* _WORK INSTRUCTIONS_:
Your answer is one number, how many lines in the entries include "subtitle".

START SOURCE INFORMATION

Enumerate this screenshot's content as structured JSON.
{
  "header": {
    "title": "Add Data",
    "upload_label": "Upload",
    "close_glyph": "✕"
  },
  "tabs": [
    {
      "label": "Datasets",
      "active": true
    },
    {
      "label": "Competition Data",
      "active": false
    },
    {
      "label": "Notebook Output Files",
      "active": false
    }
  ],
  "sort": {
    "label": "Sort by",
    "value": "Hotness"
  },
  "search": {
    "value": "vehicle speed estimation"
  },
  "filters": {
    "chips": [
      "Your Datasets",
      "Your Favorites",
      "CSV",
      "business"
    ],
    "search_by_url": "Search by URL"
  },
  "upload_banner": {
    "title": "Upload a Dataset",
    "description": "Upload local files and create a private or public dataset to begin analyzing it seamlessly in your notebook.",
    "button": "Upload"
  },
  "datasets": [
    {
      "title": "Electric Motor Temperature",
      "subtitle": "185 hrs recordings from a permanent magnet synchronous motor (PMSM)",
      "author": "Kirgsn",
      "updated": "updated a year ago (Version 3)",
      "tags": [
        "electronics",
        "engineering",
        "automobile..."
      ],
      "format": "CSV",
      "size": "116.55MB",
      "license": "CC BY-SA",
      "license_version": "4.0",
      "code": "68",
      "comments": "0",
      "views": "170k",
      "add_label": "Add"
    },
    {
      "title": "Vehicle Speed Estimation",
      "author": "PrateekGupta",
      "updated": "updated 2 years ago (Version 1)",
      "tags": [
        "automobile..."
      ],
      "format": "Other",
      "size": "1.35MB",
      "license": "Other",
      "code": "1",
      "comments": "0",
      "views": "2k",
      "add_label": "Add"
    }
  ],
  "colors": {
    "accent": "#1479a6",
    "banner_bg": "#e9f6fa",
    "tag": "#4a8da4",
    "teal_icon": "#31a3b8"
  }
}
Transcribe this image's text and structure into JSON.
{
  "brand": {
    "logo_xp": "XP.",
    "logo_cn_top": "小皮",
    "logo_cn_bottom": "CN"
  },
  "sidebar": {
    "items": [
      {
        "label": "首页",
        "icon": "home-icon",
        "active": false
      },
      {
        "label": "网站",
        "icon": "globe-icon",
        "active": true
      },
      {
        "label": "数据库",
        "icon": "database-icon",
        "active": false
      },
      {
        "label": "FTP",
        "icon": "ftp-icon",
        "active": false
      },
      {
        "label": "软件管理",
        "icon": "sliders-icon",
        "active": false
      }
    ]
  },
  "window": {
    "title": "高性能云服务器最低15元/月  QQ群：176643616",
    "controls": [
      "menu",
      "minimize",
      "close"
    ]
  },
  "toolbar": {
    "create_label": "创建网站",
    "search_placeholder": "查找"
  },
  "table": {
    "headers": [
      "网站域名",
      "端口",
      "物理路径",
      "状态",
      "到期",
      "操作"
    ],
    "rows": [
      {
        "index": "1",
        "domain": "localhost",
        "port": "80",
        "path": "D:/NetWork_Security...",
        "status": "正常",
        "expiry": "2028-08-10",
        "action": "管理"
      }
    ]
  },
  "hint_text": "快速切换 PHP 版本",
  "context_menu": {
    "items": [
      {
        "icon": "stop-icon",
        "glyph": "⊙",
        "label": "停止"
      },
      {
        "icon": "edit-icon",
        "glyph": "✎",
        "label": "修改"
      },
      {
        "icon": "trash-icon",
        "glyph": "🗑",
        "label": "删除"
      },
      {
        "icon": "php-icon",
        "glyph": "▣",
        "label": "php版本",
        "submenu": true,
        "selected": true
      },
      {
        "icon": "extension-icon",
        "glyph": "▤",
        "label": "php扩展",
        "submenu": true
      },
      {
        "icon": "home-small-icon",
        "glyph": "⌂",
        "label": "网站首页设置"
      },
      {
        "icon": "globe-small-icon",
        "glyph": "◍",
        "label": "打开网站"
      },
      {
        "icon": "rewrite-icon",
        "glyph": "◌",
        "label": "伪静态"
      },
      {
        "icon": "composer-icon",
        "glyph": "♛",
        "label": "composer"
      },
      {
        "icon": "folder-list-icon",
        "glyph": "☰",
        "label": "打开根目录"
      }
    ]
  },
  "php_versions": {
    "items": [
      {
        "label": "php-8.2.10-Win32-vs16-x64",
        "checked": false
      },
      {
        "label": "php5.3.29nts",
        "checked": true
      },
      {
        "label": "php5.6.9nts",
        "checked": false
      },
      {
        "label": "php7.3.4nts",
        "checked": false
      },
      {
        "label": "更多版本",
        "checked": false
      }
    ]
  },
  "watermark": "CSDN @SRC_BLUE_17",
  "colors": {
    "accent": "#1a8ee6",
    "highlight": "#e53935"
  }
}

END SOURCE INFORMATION
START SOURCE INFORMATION

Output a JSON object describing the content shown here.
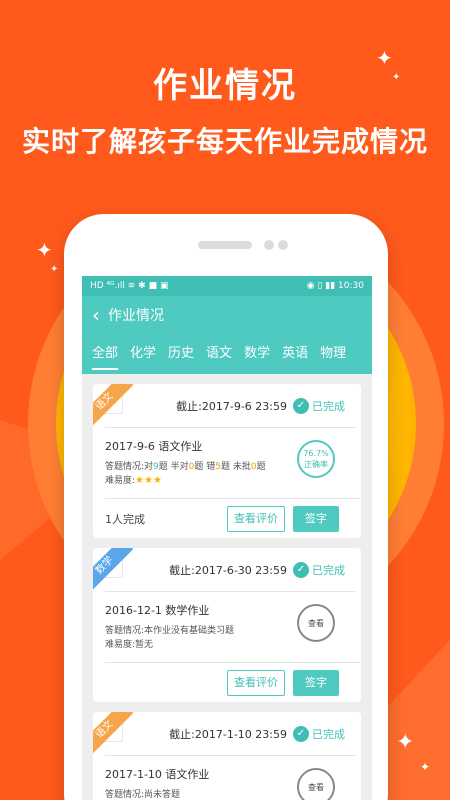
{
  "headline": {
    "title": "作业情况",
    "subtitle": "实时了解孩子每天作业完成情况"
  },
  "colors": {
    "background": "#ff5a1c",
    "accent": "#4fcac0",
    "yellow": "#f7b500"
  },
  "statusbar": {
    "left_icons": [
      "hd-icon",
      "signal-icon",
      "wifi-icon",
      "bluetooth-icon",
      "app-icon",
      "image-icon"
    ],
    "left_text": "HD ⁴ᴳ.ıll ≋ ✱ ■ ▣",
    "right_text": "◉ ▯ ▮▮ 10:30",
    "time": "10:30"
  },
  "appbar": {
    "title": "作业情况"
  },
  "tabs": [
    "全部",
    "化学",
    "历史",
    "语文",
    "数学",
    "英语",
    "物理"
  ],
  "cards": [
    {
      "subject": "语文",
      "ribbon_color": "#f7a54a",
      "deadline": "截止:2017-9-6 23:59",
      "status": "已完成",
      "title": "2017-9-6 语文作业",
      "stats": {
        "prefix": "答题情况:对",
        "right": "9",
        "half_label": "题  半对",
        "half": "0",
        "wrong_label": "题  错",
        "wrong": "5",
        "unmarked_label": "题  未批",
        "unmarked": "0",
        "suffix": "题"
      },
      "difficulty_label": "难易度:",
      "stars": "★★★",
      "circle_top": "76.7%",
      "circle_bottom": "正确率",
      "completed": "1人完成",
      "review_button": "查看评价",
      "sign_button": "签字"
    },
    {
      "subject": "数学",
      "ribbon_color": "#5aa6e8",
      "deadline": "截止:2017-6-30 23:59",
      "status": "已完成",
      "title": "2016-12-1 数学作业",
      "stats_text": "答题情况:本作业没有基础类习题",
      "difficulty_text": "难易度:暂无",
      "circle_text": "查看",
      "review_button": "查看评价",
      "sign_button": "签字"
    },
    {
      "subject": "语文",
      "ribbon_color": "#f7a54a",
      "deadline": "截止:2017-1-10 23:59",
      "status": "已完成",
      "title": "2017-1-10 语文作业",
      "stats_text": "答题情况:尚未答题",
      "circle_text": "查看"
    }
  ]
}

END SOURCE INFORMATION

* _REPLY TO THE TASK_:
2